On Friday, President Donald Trump signed an executive order that prohibits immigrants and refugees from certain Muslim populated countries to enter America. Trump issued what he deemed as “extreme vetting” that intends to “keep terrorists out” of the United States.
Shortly after, the White House made the President’s executive order public, entitled, Protection Of The Nation From Foreign terrorist Entry Into The United States. This ban implements a 90-day ban on entry to America from citizens from Iran, Iraq, Syria, Yemen, Sudan, Libya, and Somalia. In addition, it prohibits the admittance of all refugees to the US for the duration of 120 days. Trump’s executive order also caps the total number of refugees entering America in 2017 to 50,000.

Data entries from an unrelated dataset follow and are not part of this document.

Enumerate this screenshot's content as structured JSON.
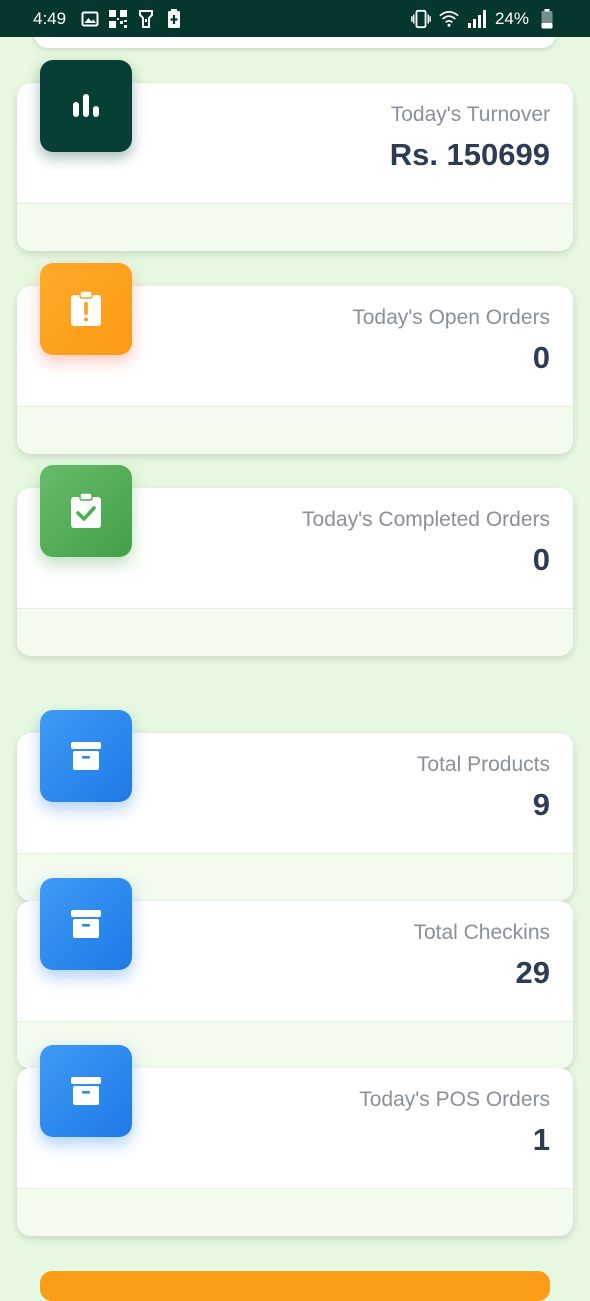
{
  "status_bar": {
    "time": "4:49",
    "battery": "24%",
    "left_icons": [
      "image-icon",
      "qr-code-icon",
      "flashlight-icon",
      "battery-saver-icon"
    ],
    "right_icons": [
      "vibrate-icon",
      "wifi-icon",
      "signal-icon",
      "battery-icon"
    ]
  },
  "colors": {
    "status_bar_bg": "#06372f",
    "page_bg": "#e6f8e0",
    "value_text": "#2e3b55",
    "label_text": "#8a8f99",
    "tile_dark": "#073f36",
    "tile_orange": "#fb9a14",
    "tile_green": "#43a047",
    "tile_blue": "#1e79e6"
  },
  "cards": [
    {
      "label": "Today's Turnover",
      "value": "Rs. 150699",
      "icon": "bar-chart-icon"
    },
    {
      "label": "Today's Open Orders",
      "value": "0",
      "icon": "clipboard-alert-icon"
    },
    {
      "label": "Today's Completed Orders",
      "value": "0",
      "icon": "clipboard-check-icon"
    },
    {
      "label": "Total Products",
      "value": "9",
      "icon": "archive-box-icon"
    },
    {
      "label": "Total Checkins",
      "value": "29",
      "icon": "archive-box-icon"
    },
    {
      "label": "Today's POS Orders",
      "value": "1",
      "icon": "archive-box-icon"
    }
  ]
}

Refugees already have to go through an extreme vetting process that is highly rigorous, in order to enter the United States, which can take up to two years. It is estimated that the increase in conflict has resulted in the 15 million refugees worldwide. Developing countries host 80 percent of refugees. More than half of the world’s refugees came from just five countries, three of which are on Trump’s list of banned countries.
This ban is also allegedly expected to have substantial effects on people from those seven countries that already live in the US under green cards or on temporary student or employee visas.

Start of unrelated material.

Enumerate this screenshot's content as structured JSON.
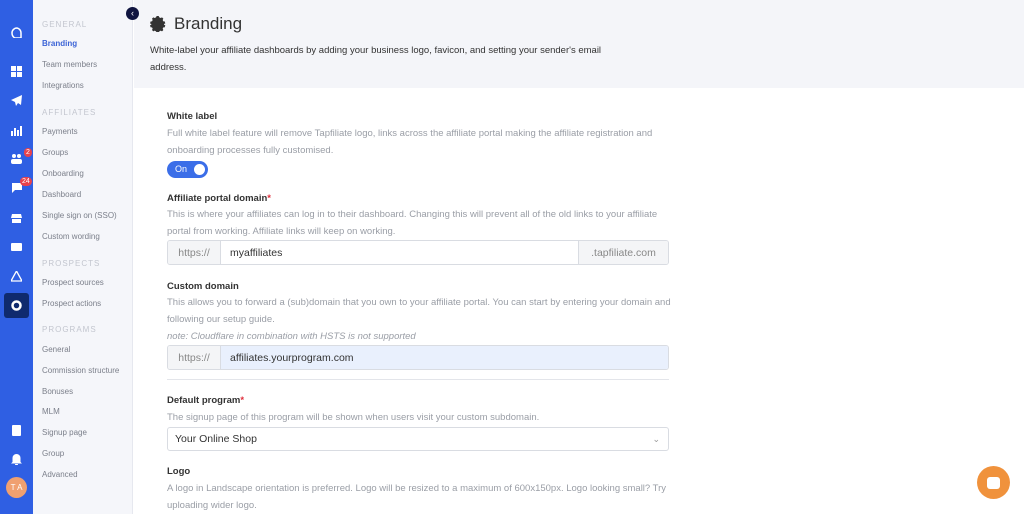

Whilst a presidential candidate, Trump’s rhetoric repeatedly consisted of tackling immigration in America with extreme vetting processes, whilst calling for a “total and complete shutdown” of Muslim immigration in the US. However, Trump’s administrations insist that the president’s actions aren’t targeted at Muslims or any specific religious group.
Syrian Refugee, Ammar Sawan who fled the war in 2012 told NBC news about his dream to live in America and how that now is extremely questionable. Sawan has a wife and three sons, who followed him a year later after fleeing the conflict. The couple also had a daughter, in Jordan, last year. In October, Sawan underwent the first round of security vetting for the possibility of being resettled in America. “My dream, even before the war in Syria, was to live in America,” he said. However, this may not be possible now, Sawan stated, “we are not terrorists and we don’t support terrorism.”
A report conducted by CATO Institute showed that since 1975 to 2015, people from the seven banned countries have killed zero Americans in terrorist attacks on American soil. However, there have been seventeen people from five of these countries that have been convicted of attempting to carry out terrorist attacks on US soil since 1975 to 2015, but zero Libyans and Syrians have been convicted of an attempted terrorist attack on US soil during that time period.
Since Trump signed the executive order, an estimated 100 to 200 migrants, and refugees are being detained at airports or are being held in transit, which has lead to the ruling from federal Judge Ann Donnelly, New York, to have a temporary stop to deportations. This ruling will prevent the removal of people with approved refugee applications, valid visas, and “other individuals… legally authorised to enter the United States.” However, what will happen next in those airports is unclear. Thousands of people are protesting at US airports over Trump’s actions on immigration, many shouting, “Let them in!”